There’s a big difference between enamel & enamelling…the latter being the specific art of using enamel, coloured and plain, to create art. Enamel in its most recognised form is a clean white material and when used in creating watch dials tends to lean towards simplicity over complication to highlight this starkness. Coloured enamel is manipulated to create miniature works of art; notable mentions being Breguet’s Classique version with depressed secret signature that becomes visible only at certain angles and Patek Philippe’s incredible Worldtimer.
Enamel is created by fusing powdered glass onto a base surface but unlike a normal metal dial that can be engraved or applied upon, the enamel is more fragile thus the numerals and sub dials are often painted on, quite a skill in itself. This Duometre is a fantastic example of marrying the artisanship of an enamelled dial alongside a fantastic and innovative complication.

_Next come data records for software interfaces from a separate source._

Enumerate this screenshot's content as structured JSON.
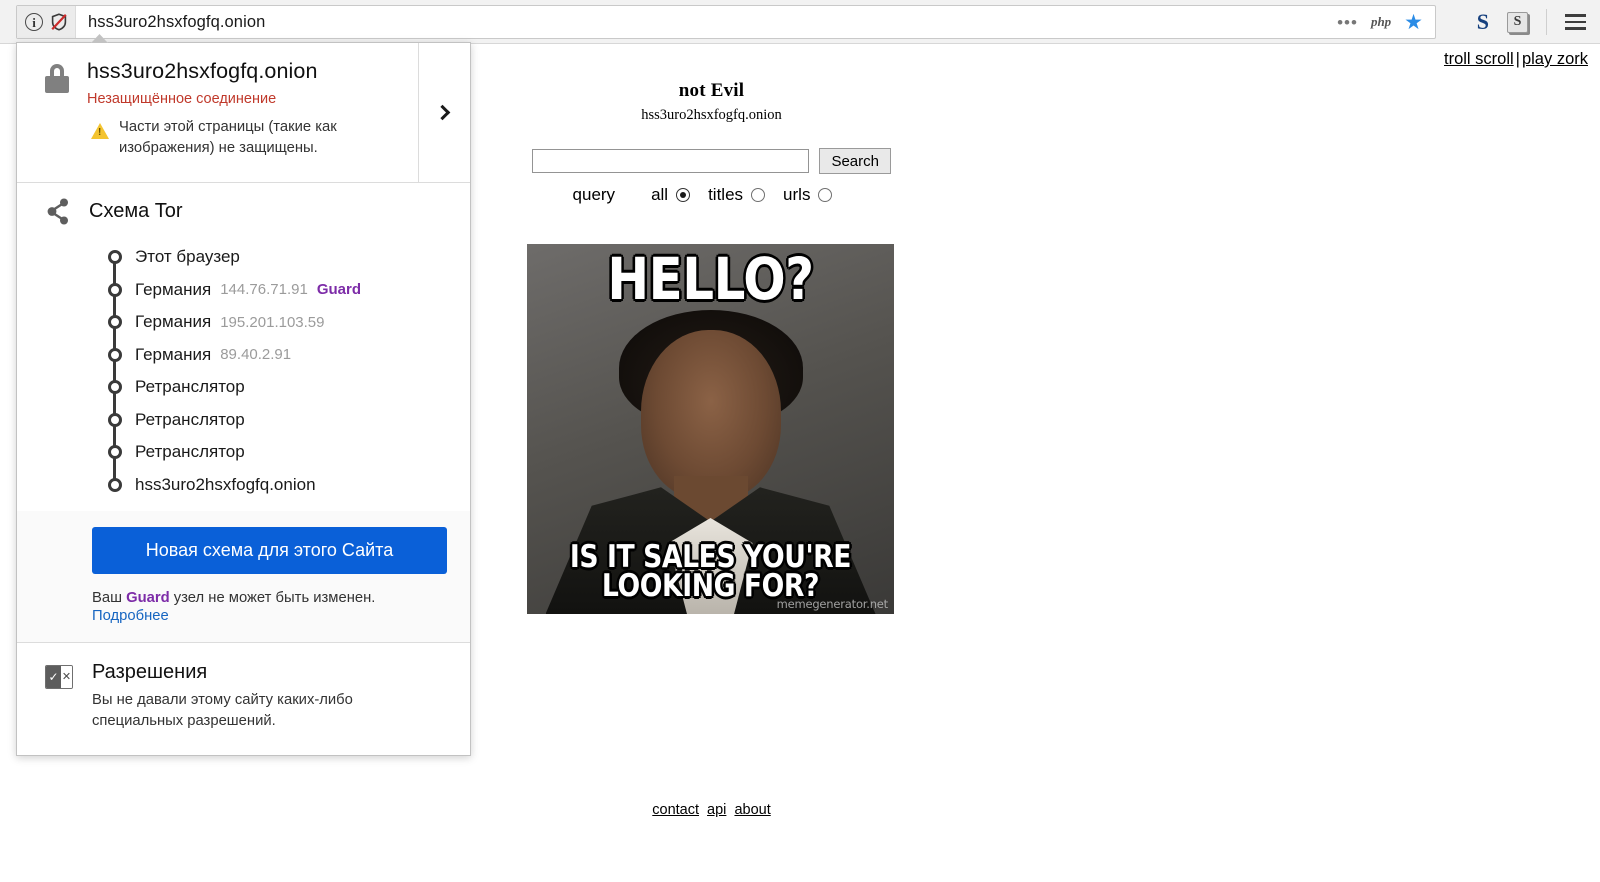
{
  "browser": {
    "url": "hss3uro2hsxfogfq.onion",
    "identity_info_icon": "info-circle-icon",
    "tor_shield_icon": "broken-shield-icon",
    "toolbar_icons": [
      "more-dots-icon",
      "php-icon",
      "bookmark-star-icon",
      "extension-s-blue-icon",
      "extension-s-gray-icon",
      "hamburger-menu-icon"
    ],
    "php_label": "php",
    "ext_blue_label": "S",
    "ext_gray_label": "S"
  },
  "popup": {
    "security": {
      "host": "hss3uro2hsxfogfq.onion",
      "status": "Незащищённое соединение",
      "warning": "Части этой страницы (такие как изображения) не защищены.",
      "lock_icon": "padlock-icon",
      "warning_icon": "warning-triangle-icon",
      "expand_icon": "chevron-right-icon"
    },
    "tor": {
      "title": "Схема Tor",
      "icon": "tor-circuit-share-icon",
      "nodes": [
        {
          "label": "Этот браузер",
          "ip": "",
          "role": ""
        },
        {
          "label": "Германия",
          "ip": "144.76.71.91",
          "role": "Guard"
        },
        {
          "label": "Германия",
          "ip": "195.201.103.59",
          "role": ""
        },
        {
          "label": "Германия",
          "ip": "89.40.2.91",
          "role": ""
        },
        {
          "label": "Ретранслятор",
          "ip": "",
          "role": ""
        },
        {
          "label": "Ретранслятор",
          "ip": "",
          "role": ""
        },
        {
          "label": "Ретранслятор",
          "ip": "",
          "role": ""
        },
        {
          "label": "hss3uro2hsxfogfq.onion",
          "ip": "",
          "role": ""
        }
      ]
    },
    "new_circuit": {
      "button_label": "Новая схема для этого Сайта",
      "note_prefix": "Ваш ",
      "note_guard": "Guard",
      "note_suffix": " узел не может быть изменен.",
      "learn_more": "Подробнее",
      "button_color": "#0a60d8",
      "guard_color": "#7d2ca8"
    },
    "permissions": {
      "title": "Разрешения",
      "description": "Вы не давали этому сайту каких-либо специальных разрешений.",
      "icon": "permissions-check-x-icon",
      "check_glyph": "✓",
      "x_glyph": "✕"
    }
  },
  "page": {
    "top_links": {
      "troll": "troll scroll",
      "separator": "|",
      "zork": "play zork"
    },
    "site_title": "not Evil",
    "site_host": "hss3uro2hsxfogfq.onion",
    "search": {
      "value": "",
      "placeholder": "",
      "button_label": "Search",
      "query_label": "query",
      "options": [
        {
          "label": "all",
          "selected": true
        },
        {
          "label": "titles",
          "selected": false
        },
        {
          "label": "urls",
          "selected": false
        }
      ]
    },
    "meme": {
      "top_text": "HELLO?",
      "bottom_text": "IS IT SALES YOU'RE LOOKING FOR?",
      "watermark": "memegenerator.net"
    },
    "footer_links": [
      "contact",
      "api",
      "about"
    ]
  }
}
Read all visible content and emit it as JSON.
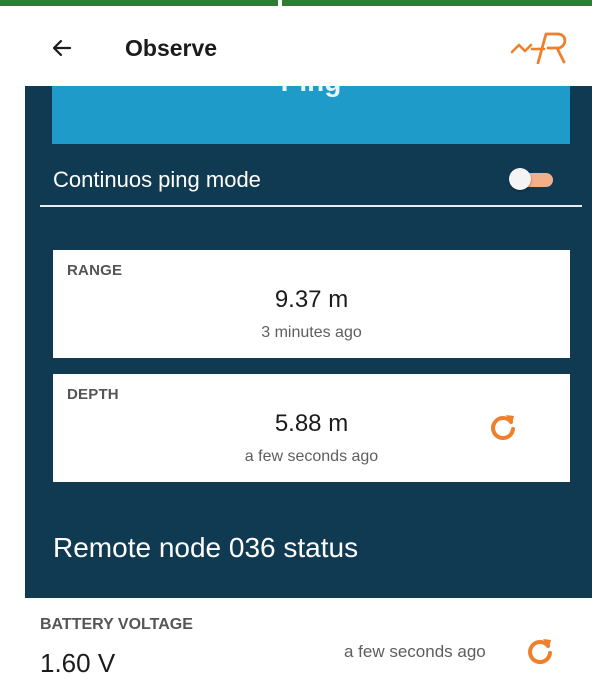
{
  "header": {
    "title": "Observe",
    "back_icon": "arrow-left-icon",
    "logo_icon": "app-logo-icon"
  },
  "colors": {
    "accent": "#f07f2c",
    "panel": "#103a52",
    "ping_button": "#1f9bc9",
    "top_bar": "#2e7d32"
  },
  "ping": {
    "label": "Ping"
  },
  "continuous_ping": {
    "label": "Continuos ping mode",
    "enabled": false
  },
  "range_card": {
    "label": "RANGE",
    "value": "9.37 m",
    "time": "3 minutes ago"
  },
  "depth_card": {
    "label": "DEPTH",
    "value": "5.88 m",
    "time": "a few seconds ago",
    "refresh_icon": "refresh-icon"
  },
  "remote_node": {
    "title": "Remote node 036 status"
  },
  "battery": {
    "label": "BATTERY VOLTAGE",
    "value": "1.60 V",
    "time": "a few seconds ago",
    "refresh_icon": "refresh-icon"
  }
}
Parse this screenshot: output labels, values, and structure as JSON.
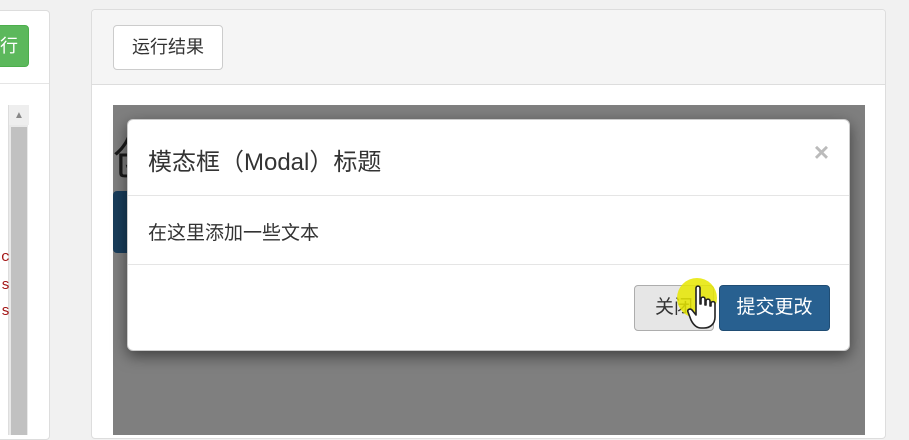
{
  "left_panel": {
    "run_button_label": "行",
    "code_fragments": [
      "c",
      "s",
      "s"
    ]
  },
  "right_panel": {
    "result_button_label": "运行结果"
  },
  "result_frame": {
    "background_heading_fragment": "创"
  },
  "modal": {
    "title": "模态框（Modal）标题",
    "close_symbol": "×",
    "body_text": "在这里添加一些文本",
    "close_button_label": "关闭",
    "submit_button_label": "提交更改"
  },
  "colors": {
    "run_button": "#5cb85c",
    "primary": "#286090",
    "code_text": "#a31515",
    "cursor_highlight": "#e6e600"
  }
}
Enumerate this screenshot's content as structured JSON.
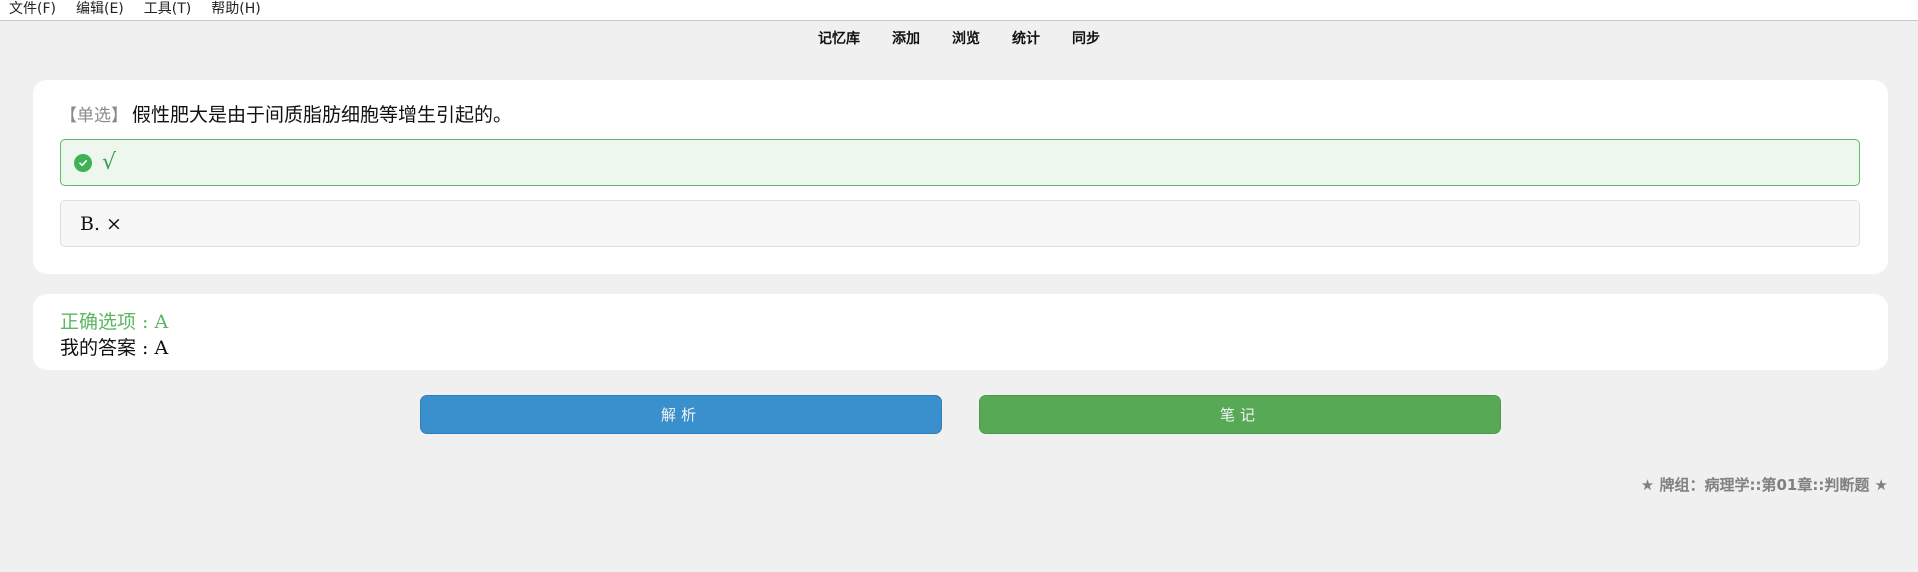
{
  "menu": [
    {
      "label": "文件(F)"
    },
    {
      "label": "编辑(E)"
    },
    {
      "label": "工具(T)"
    },
    {
      "label": "帮助(H)"
    }
  ],
  "toolbar": [
    {
      "label": "记忆库"
    },
    {
      "label": "添加"
    },
    {
      "label": "浏览"
    },
    {
      "label": "统计"
    },
    {
      "label": "同步"
    }
  ],
  "question": {
    "tag": "【单选】",
    "text": "假性肥大是由于间质脂肪细胞等增生引起的。"
  },
  "options": [
    {
      "text": "√",
      "state": "correct",
      "icon": "check-circle-icon"
    },
    {
      "text": "B. ×",
      "state": "normal"
    }
  ],
  "answer": {
    "correct": "正确选项 : A",
    "mine": "我的答案 : A"
  },
  "buttons": {
    "parse": "解析",
    "note": "笔记"
  },
  "deck": "★ 牌组：病理学::第01章::判断题 ★",
  "colors": {
    "correct_green": "#3fb255",
    "parse_blue": "#3a90cc",
    "note_green": "#58a955"
  }
}
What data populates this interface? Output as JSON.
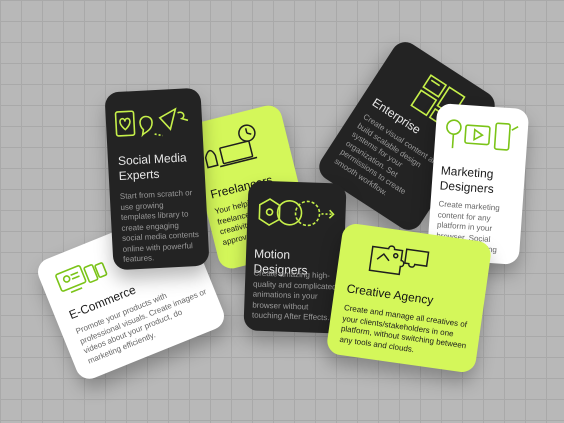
{
  "cards": {
    "ecommerce": {
      "title": "E-Commerce",
      "desc": "Promote your products with professional visuals. Create images or videos about your product, do marketing efficiently."
    },
    "enterprise": {
      "title": "Enterprise",
      "desc": "Create visual content and build scalable design systems for your organization. Set permissions to create smooth workflow."
    },
    "marketing": {
      "title": "Marketing Designers",
      "desc": "Create marketing content for any platform in your browser. Social media, marketing"
    },
    "freelancers": {
      "title": "Freelancers",
      "desc": "Your helping freelancers Unleash creativity done approval every"
    },
    "social": {
      "title": "Social Media Experts",
      "desc": "Start from scratch or use growing templates library to create engaging social media contents online with powerful features."
    },
    "motion": {
      "title": "Motion Designers",
      "desc": "Create amazing high-quality and complicated animations in your browser without touching After Effects."
    },
    "agency": {
      "title": "Creative Agency",
      "desc": "Create and manage all creatives of your clients/stakeholders in one platform, without switching between any tools and clouds."
    }
  },
  "icons": {
    "ecommerce": "shop-devices-icon",
    "enterprise": "layout-grid-icon",
    "marketing": "media-devices-icon",
    "freelancers": "laptop-clock-icon",
    "social": "social-hearts-icon",
    "motion": "motion-hexagon-icon",
    "agency": "puzzle-icon"
  },
  "colors": {
    "background": "#b8b8b8",
    "dark_card": "#232323",
    "lime_card": "#d4f75a",
    "white_card": "#ffffff",
    "accent": "#c6f04a"
  }
}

The calibre 381 was developed in-house by Jaeger LeCoultre offering a “dual wing” facility of two independent hand wound barrels offering fifty hours of power reserve each but…both wound by the single crown. The right hand dial is always time only with the left hand dial offering the complication, which so far has carried the original chronograph, this moonphase version and the latest travel time variant.
The limited edition versions of the Duometre model tend to be made in white gold in very small quantities. This enamel series is made in a run of (non-numbered) 200 pieces worldwide. The Moonphase complication is housed in the latter 40.5mm case (down from 42mm) making it much more ergonomically built for the wrist. Jaeger LeCoultre always deliver beautifully finished moon phases, which look subtle in the rose gold case with ivory dial but the contrast is that much more distinctive in this model.
Retailing at £42,400.00, it is in stock now for your viewing pleasure.